» **Action item**:
Only an exact, line-for-line copy of the data will serve as the answer.

Element data from apps and pages

★ ★ ★ ★ ★ ★ ★

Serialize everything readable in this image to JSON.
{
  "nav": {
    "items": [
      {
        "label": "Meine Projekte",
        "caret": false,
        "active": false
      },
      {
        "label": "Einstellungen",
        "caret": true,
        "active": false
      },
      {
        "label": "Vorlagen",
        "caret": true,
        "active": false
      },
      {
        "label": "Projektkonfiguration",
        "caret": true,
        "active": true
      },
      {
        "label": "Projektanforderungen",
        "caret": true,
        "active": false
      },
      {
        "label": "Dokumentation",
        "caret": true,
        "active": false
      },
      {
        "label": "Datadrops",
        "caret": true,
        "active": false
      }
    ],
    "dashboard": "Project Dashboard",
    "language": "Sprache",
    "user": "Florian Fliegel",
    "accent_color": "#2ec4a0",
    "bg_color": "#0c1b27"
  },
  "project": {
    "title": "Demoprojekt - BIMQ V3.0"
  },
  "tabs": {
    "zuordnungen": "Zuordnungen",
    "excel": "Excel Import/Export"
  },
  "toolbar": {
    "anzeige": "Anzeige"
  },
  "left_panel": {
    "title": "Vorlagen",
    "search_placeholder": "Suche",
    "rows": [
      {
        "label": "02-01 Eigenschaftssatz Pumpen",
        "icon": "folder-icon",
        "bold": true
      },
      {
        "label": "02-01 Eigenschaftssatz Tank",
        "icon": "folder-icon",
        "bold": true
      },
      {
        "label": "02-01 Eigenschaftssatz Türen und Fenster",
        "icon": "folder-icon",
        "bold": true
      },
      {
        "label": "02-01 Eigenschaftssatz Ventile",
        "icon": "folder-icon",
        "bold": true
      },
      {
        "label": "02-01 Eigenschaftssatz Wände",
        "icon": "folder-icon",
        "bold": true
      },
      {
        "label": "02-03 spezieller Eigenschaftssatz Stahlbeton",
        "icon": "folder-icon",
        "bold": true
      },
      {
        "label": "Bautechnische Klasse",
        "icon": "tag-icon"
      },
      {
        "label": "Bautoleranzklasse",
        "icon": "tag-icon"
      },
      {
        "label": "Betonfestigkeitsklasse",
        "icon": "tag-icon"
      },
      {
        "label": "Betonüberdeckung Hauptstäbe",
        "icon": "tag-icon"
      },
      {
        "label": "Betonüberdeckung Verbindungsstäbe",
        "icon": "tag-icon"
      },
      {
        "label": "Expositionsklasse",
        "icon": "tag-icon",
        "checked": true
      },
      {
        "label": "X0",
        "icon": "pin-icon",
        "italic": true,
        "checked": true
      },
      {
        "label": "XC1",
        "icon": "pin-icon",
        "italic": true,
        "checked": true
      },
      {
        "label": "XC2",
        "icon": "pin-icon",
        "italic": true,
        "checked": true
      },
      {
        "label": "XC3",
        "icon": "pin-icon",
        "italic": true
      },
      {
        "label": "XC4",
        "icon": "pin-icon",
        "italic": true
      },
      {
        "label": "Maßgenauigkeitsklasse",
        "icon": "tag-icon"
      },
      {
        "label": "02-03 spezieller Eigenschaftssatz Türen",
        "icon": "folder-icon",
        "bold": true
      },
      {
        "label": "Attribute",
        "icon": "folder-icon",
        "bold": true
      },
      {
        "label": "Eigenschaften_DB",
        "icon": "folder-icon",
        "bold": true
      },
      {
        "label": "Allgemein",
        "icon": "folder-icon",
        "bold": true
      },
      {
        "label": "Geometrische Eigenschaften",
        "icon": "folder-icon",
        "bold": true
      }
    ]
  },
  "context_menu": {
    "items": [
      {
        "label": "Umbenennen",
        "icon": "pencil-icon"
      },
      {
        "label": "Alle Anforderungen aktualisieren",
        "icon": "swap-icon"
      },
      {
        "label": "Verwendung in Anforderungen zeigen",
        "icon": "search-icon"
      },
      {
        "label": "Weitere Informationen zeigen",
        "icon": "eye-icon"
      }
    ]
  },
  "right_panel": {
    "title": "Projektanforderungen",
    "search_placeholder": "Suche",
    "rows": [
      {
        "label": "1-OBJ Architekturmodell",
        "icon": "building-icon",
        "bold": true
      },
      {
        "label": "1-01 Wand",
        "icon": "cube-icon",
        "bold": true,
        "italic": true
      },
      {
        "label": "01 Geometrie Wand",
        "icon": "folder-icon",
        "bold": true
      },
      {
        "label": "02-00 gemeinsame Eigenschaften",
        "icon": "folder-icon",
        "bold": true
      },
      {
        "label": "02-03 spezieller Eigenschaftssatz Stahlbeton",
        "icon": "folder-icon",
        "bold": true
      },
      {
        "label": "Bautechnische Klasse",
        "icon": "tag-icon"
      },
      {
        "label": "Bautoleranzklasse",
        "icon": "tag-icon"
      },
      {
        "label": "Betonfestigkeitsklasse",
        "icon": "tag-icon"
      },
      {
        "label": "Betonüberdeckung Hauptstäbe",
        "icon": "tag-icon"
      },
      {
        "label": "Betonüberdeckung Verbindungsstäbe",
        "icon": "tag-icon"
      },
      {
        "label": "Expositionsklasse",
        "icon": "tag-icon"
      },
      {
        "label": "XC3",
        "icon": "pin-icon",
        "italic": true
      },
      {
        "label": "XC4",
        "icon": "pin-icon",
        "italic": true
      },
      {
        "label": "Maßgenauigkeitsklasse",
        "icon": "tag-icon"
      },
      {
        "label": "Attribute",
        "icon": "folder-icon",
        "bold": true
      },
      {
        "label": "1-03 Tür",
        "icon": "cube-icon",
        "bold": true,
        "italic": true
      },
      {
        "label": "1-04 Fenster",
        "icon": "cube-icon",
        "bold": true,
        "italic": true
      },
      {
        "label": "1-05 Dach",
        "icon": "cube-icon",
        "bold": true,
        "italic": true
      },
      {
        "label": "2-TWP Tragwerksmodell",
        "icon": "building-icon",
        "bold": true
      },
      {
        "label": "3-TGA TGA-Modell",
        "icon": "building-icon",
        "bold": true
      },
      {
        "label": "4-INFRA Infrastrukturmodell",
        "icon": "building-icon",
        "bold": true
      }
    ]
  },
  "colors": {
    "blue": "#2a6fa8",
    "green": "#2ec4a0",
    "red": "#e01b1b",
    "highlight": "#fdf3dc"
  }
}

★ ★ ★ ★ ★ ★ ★

» **Answer box**:
Serialize everything readable in this image to JSON.
{
  "nav": {
    "items": [
      {
        "label": "Meine Projekte",
        "caret": false,
        "active": false
      },
      {
        "label": "Einstellungen",
        "caret": true,
        "active": false
      },
      {
        "label": "Vorlagen",
        "caret": true,
        "active": false
      },
      {
        "label": "Projektkonfiguration",
        "caret": true,
        "active": true
      },
      {
        "label": "Projektanforderungen",
        "caret": true,
        "active": false
      },
      {
        "label": "Dokumentation",
        "caret": true,
        "active": false
      },
      {
        "label": "Datadrops",
        "caret": true,
        "active": false
      }
    ],
    "dashboard": "Project Dashboard",
    "language": "Sprache",
    "user": "Florian Fliegel",
    "accent_color": "#2ec4a0",
    "bg_color": "#0c1b27"
  },
  "project": {
    "title": "Demoprojekt - BIMQ V3.0"
  },
  "tabs": {
    "zuordnungen": "Zuordnungen",
    "excel": "Excel Import/Export"
  },
  "toolbar": {
    "anzeige": "Anzeige"
  },
  "left_panel": {
    "title": "Vorlagen",
    "search_placeholder": "Suche",
    "rows": [
      {
        "label": "02-01 Eigenschaftssatz Pumpen",
        "icon": "folder-icon",
        "bold": true
      },
      {
        "label": "02-01 Eigenschaftssatz Tank",
        "icon": "folder-icon",
        "bold": true
      },
      {
        "label": "02-01 Eigenschaftssatz Türen und Fenster",
        "icon": "folder-icon",
        "bold": true
      },
      {
        "label": "02-01 Eigenschaftssatz Ventile",
        "icon": "folder-icon",
        "bold": true
      },
      {
        "label": "02-01 Eigenschaftssatz Wände",
        "icon": "folder-icon",
        "bold": true
      },
      {
        "label": "02-03 spezieller Eigenschaftssatz Stahlbeton",
        "icon": "folder-icon",
        "bold": true
      },
      {
        "label": "Bautechnische Klasse",
        "icon": "tag-icon"
      },
      {
        "label": "Bautoleranzklasse",
        "icon": "tag-icon"
      },
      {
        "label": "Betonfestigkeitsklasse",
        "icon": "tag-icon"
      },
      {
        "label": "Betonüberdeckung Hauptstäbe",
        "icon": "tag-icon"
      },
      {
        "label": "Betonüberdeckung Verbindungsstäbe",
        "icon": "tag-icon"
      },
      {
        "label": "Expositionsklasse",
        "icon": "tag-icon",
        "checked": true
      },
      {
        "label": "X0",
        "icon": "pin-icon",
        "italic": true,
        "checked": true
      },
      {
        "label": "XC1",
        "icon": "pin-icon",
        "italic": true,
        "checked": true
      },
      {
        "label": "XC2",
        "icon": "pin-icon",
        "italic": true,
        "checked": true
      },
      {
        "label": "XC3",
        "icon": "pin-icon",
        "italic": true
      },
      {
        "label": "XC4",
        "icon": "pin-icon",
        "italic": true
      },
      {
        "label": "Maßgenauigkeitsklasse",
        "icon": "tag-icon"
      },
      {
        "label": "02-03 spezieller Eigenschaftssatz Türen",
        "icon": "folder-icon",
        "bold": true
      },
      {
        "label": "Attribute",
        "icon": "folder-icon",
        "bold": true
      },
      {
        "label": "Eigenschaften_DB",
        "icon": "folder-icon",
        "bold": true
      },
      {
        "label": "Allgemein",
        "icon": "folder-icon",
        "bold": true
      },
      {
        "label": "Geometrische Eigenschaften",
        "icon": "folder-icon",
        "bold": true
      }
    ]
  },
  "context_menu": {
    "items": [
      {
        "label": "Umbenennen",
        "icon": "pencil-icon"
      },
      {
        "label": "Alle Anforderungen aktualisieren",
        "icon": "swap-icon"
      },
      {
        "label": "Verwendung in Anforderungen zeigen",
        "icon": "search-icon"
      },
      {
        "label": "Weitere Informationen zeigen",
        "icon": "eye-icon"
      }
    ]
  },
  "right_panel": {
    "title": "Projektanforderungen",
    "search_placeholder": "Suche",
    "rows": [
      {
        "label": "1-OBJ Architekturmodell",
        "icon": "building-icon",
        "bold": true
      },
      {
        "label": "1-01 Wand",
        "icon": "cube-icon",
        "bold": true,
        "italic": true
      },
      {
        "label": "01 Geometrie Wand",
        "icon": "folder-icon",
        "bold": true
      },
      {
        "label": "02-00 gemeinsame Eigenschaften",
        "icon": "folder-icon",
        "bold": true
      },
      {
        "label": "02-03 spezieller Eigenschaftssatz Stahlbeton",
        "icon": "folder-icon",
        "bold": true
      },
      {
        "label": "Bautechnische Klasse",
        "icon": "tag-icon"
      },
      {
        "label": "Bautoleranzklasse",
        "icon": "tag-icon"
      },
      {
        "label": "Betonfestigkeitsklasse",
        "icon": "tag-icon"
      },
      {
        "label": "Betonüberdeckung Hauptstäbe",
        "icon": "tag-icon"
      },
      {
        "label": "Betonüberdeckung Verbindungsstäbe",
        "icon": "tag-icon"
      },
      {
        "label": "Expositionsklasse",
        "icon": "tag-icon"
      },
      {
        "label": "XC3",
        "icon": "pin-icon",
        "italic": true
      },
      {
        "label": "XC4",
        "icon": "pin-icon",
        "italic": true
      },
      {
        "label": "Maßgenauigkeitsklasse",
        "icon": "tag-icon"
      },
      {
        "label": "Attribute",
        "icon": "folder-icon",
        "bold": true
      },
      {
        "label": "1-03 Tür",
        "icon": "cube-icon",
        "bold": true,
        "italic": true
      },
      {
        "label": "1-04 Fenster",
        "icon": "cube-icon",
        "bold": true,
        "italic": true
      },
      {
        "label": "1-05 Dach",
        "icon": "cube-icon",
        "bold": true,
        "italic": true
      },
      {
        "label": "2-TWP Tragwerksmodell",
        "icon": "building-icon",
        "bold": true
      },
      {
        "label": "3-TGA TGA-Modell",
        "icon": "building-icon",
        "bold": true
      },
      {
        "label": "4-INFRA Infrastrukturmodell",
        "icon": "building-icon",
        "bold": true
      }
    ]
  },
  "colors": {
    "blue": "#2a6fa8",
    "green": "#2ec4a0",
    "red": "#e01b1b",
    "highlight": "#fdf3dc"
  }
}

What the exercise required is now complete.